Incubating the Yogurt Mixture
After adding the starter culture substitute, you need to keep the milk at a warm temperature for several hours to allow the bacteria to ferment the lactose and produce lactic acid. You can do this by using a yogurt maker, a slow cooker, or by placing the milk mixture in a warm place like an oven with the light on. The ideal temperature for fermentation is between 38-43°C (100-110°F) for 6-12 hours, depending on the desired thickness and tanginess of the yogurt.
Straining and Flavoring the Yogurt
Once the yogurt has fermented, you can strain it to remove any excess whey and make it thicker. You can use a cheesecloth or a fine-mesh strainer to do this. You can also add flavorings like vanilla extract, fruit puree, or spices to the yogurt at this stage.
Storing and Serving Homemade Yogurt
Homemade yogurt can be stored in an airtight container in the fridge for up to 2 weeks. You can serve it plain or with toppings like fresh fruit, granola, or honey.
Troubleshooting Yogurt-Making Problems
If your yogurt turns out too runny, it could be due to insufficient fermentation time, low temperature, or using too much starter culture substitute. If your yogurt is too sour, it could be due to over-fermentation or too high temperature. If your yogurt does not set at all, it could be due to using inactive or expired starter culture substitute.
Conclusion: Enjoy Your Homemade Yogurt

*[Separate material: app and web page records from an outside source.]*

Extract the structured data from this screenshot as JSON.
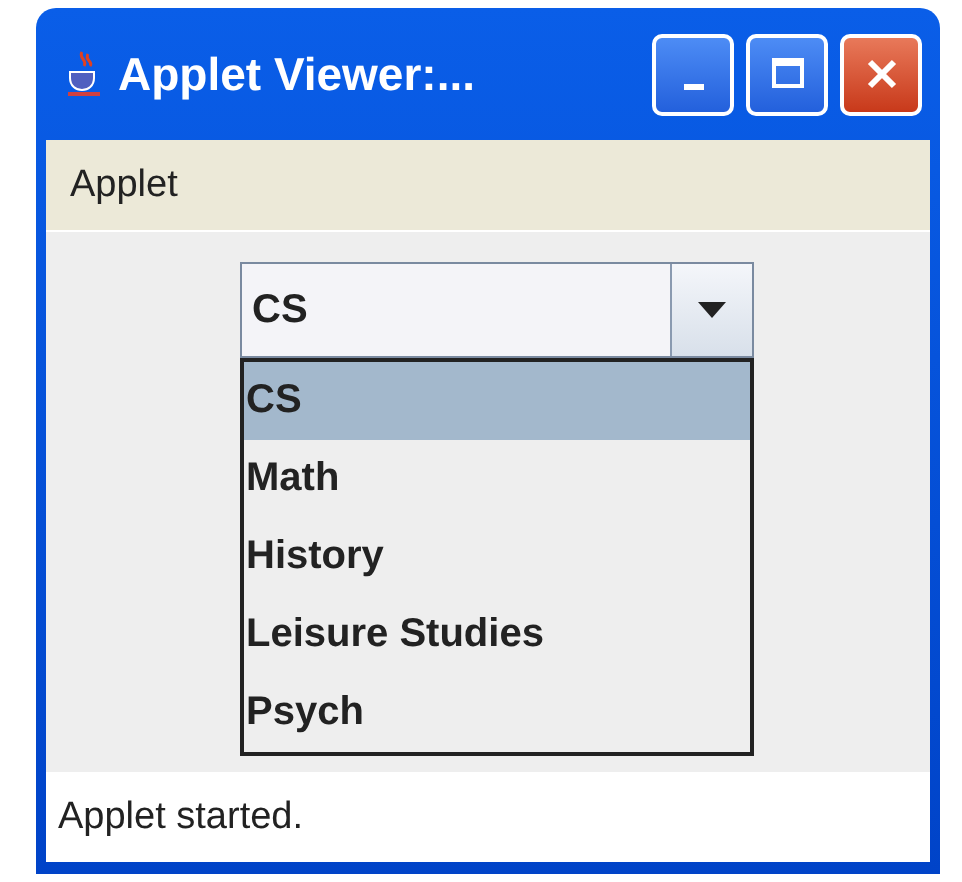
{
  "window": {
    "title": "Applet Viewer:..."
  },
  "menu_bar": {
    "items": [
      "Applet"
    ]
  },
  "combo_box": {
    "value": "CS",
    "expanded": true,
    "options": [
      {
        "label": "CS",
        "selected": true
      },
      {
        "label": "Math",
        "selected": false
      },
      {
        "label": "History",
        "selected": false
      },
      {
        "label": "Leisure Studies",
        "selected": false
      },
      {
        "label": "Psych",
        "selected": false
      }
    ]
  },
  "status_bar": "Applet started."
}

Making yogurt without using yogurt as a starter is a fun and easy DIY project that can result in delicious and nutritious homemade yogurt. By following the steps outlined in this article, you can experiment with different types of milk and bacterial strains to create your own unique yogurt flavors and textures. So go ahead and enjoy your homemade yogurt!